- Assigned task: Under this task are some entries; return every one of them exactly.
☆ ☆ ☆ ☆ ☆
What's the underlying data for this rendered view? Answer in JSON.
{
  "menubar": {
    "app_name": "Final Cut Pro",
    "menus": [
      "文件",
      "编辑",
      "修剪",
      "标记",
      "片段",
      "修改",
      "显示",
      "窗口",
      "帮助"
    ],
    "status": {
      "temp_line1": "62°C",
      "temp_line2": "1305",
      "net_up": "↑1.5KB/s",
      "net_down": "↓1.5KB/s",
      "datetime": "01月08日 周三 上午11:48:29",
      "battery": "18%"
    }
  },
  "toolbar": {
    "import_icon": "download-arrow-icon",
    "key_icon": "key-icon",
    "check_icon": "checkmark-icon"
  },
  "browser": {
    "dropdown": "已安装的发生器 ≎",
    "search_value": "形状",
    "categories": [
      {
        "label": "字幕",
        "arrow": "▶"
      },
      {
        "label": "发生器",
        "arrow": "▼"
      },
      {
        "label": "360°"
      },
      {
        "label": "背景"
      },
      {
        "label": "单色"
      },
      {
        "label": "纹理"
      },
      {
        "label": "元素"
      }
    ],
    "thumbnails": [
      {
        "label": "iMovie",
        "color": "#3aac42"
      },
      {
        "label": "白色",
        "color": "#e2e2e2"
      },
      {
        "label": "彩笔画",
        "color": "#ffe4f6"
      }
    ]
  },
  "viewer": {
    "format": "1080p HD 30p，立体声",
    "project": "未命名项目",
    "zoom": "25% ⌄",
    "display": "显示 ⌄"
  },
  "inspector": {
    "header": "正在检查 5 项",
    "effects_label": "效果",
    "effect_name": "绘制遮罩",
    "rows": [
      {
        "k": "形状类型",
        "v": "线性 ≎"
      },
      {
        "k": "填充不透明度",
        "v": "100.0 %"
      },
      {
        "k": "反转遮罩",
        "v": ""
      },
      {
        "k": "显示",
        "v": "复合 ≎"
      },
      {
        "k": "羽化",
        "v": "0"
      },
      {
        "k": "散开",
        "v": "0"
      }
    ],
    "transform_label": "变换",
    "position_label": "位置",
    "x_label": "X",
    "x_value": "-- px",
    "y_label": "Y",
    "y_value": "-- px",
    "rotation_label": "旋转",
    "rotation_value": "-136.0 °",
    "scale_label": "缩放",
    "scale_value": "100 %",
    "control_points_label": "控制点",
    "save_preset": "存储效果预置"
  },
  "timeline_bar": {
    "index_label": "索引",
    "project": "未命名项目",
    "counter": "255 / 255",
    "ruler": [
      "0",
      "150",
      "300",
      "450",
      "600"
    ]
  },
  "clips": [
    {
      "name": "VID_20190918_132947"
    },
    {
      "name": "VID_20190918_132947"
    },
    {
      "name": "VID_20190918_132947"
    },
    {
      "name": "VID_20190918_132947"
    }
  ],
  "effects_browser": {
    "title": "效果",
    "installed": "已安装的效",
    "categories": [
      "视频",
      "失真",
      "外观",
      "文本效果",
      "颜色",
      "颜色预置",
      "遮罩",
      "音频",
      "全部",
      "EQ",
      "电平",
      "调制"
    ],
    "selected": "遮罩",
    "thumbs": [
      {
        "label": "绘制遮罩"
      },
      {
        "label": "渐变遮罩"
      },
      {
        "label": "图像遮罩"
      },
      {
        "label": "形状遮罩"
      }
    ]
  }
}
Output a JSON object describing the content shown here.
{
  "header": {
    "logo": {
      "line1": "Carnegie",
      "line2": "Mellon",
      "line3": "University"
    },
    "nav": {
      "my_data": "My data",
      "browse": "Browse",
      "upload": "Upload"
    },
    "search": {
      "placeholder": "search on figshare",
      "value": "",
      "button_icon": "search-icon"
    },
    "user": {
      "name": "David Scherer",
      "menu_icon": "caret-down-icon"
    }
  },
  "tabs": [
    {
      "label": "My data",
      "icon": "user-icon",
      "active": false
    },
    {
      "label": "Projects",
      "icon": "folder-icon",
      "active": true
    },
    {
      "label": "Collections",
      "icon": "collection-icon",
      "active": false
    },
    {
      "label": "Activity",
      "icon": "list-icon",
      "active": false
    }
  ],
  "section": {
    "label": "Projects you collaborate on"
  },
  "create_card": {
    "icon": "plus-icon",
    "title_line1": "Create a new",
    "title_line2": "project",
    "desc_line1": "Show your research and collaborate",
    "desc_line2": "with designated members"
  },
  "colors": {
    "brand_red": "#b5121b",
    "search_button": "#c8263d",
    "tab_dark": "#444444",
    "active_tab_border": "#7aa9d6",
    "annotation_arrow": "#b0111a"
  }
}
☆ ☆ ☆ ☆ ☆
- Result of this task:
What's the underlying data for this rendered view? Answer in JSON.
{
  "menubar": {
    "app_name": "Final Cut Pro",
    "menus": [
      "文件",
      "编辑",
      "修剪",
      "标记",
      "片段",
      "修改",
      "显示",
      "窗口",
      "帮助"
    ],
    "status": {
      "temp_line1": "62°C",
      "temp_line2": "1305",
      "net_up": "↑1.5KB/s",
      "net_down": "↓1.5KB/s",
      "datetime": "01月08日 周三 上午11:48:29",
      "battery": "18%"
    }
  },
  "toolbar": {
    "import_icon": "download-arrow-icon",
    "key_icon": "key-icon",
    "check_icon": "checkmark-icon"
  },
  "browser": {
    "dropdown": "已安装的发生器 ≎",
    "search_value": "形状",
    "categories": [
      {
        "label": "字幕",
        "arrow": "▶"
      },
      {
        "label": "发生器",
        "arrow": "▼"
      },
      {
        "label": "360°"
      },
      {
        "label": "背景"
      },
      {
        "label": "单色"
      },
      {
        "label": "纹理"
      },
      {
        "label": "元素"
      }
    ],
    "thumbnails": [
      {
        "label": "iMovie",
        "color": "#3aac42"
      },
      {
        "label": "白色",
        "color": "#e2e2e2"
      },
      {
        "label": "彩笔画",
        "color": "#ffe4f6"
      }
    ]
  },
  "viewer": {
    "format": "1080p HD 30p，立体声",
    "project": "未命名项目",
    "zoom": "25% ⌄",
    "display": "显示 ⌄"
  },
  "inspector": {
    "header": "正在检查 5 项",
    "effects_label": "效果",
    "effect_name": "绘制遮罩",
    "rows": [
      {
        "k": "形状类型",
        "v": "线性 ≎"
      },
      {
        "k": "填充不透明度",
        "v": "100.0 %"
      },
      {
        "k": "反转遮罩",
        "v": ""
      },
      {
        "k": "显示",
        "v": "复合 ≎"
      },
      {
        "k": "羽化",
        "v": "0"
      },
      {
        "k": "散开",
        "v": "0"
      }
    ],
    "transform_label": "变换",
    "position_label": "位置",
    "x_label": "X",
    "x_value": "-- px",
    "y_label": "Y",
    "y_value": "-- px",
    "rotation_label": "旋转",
    "rotation_value": "-136.0 °",
    "scale_label": "缩放",
    "scale_value": "100 %",
    "control_points_label": "控制点",
    "save_preset": "存储效果预置"
  },
  "timeline_bar": {
    "index_label": "索引",
    "project": "未命名项目",
    "counter": "255 / 255",
    "ruler": [
      "0",
      "150",
      "300",
      "450",
      "600"
    ]
  },
  "clips": [
    {
      "name": "VID_20190918_132947"
    },
    {
      "name": "VID_20190918_132947"
    },
    {
      "name": "VID_20190918_132947"
    },
    {
      "name": "VID_20190918_132947"
    }
  ],
  "effects_browser": {
    "title": "效果",
    "installed": "已安装的效",
    "categories": [
      "视频",
      "失真",
      "外观",
      "文本效果",
      "颜色",
      "颜色预置",
      "遮罩",
      "音频",
      "全部",
      "EQ",
      "电平",
      "调制"
    ],
    "selected": "遮罩",
    "thumbs": [
      {
        "label": "绘制遮罩"
      },
      {
        "label": "渐变遮罩"
      },
      {
        "label": "图像遮罩"
      },
      {
        "label": "形状遮罩"
      }
    ]
  }
}
Output a JSON object describing the content shown here.
{
  "header": {
    "logo": {
      "line1": "Carnegie",
      "line2": "Mellon",
      "line3": "University"
    },
    "nav": {
      "my_data": "My data",
      "browse": "Browse",
      "upload": "Upload"
    },
    "search": {
      "placeholder": "search on figshare",
      "value": "",
      "button_icon": "search-icon"
    },
    "user": {
      "name": "David Scherer",
      "menu_icon": "caret-down-icon"
    }
  },
  "tabs": [
    {
      "label": "My data",
      "icon": "user-icon",
      "active": false
    },
    {
      "label": "Projects",
      "icon": "folder-icon",
      "active": true
    },
    {
      "label": "Collections",
      "icon": "collection-icon",
      "active": false
    },
    {
      "label": "Activity",
      "icon": "list-icon",
      "active": false
    }
  ],
  "section": {
    "label": "Projects you collaborate on"
  },
  "create_card": {
    "icon": "plus-icon",
    "title_line1": "Create a new",
    "title_line2": "project",
    "desc_line1": "Show your research and collaborate",
    "desc_line2": "with designated members"
  },
  "colors": {
    "brand_red": "#b5121b",
    "search_button": "#c8263d",
    "tab_dark": "#444444",
    "active_tab_border": "#7aa9d6",
    "annotation_arrow": "#b0111a"
  }
}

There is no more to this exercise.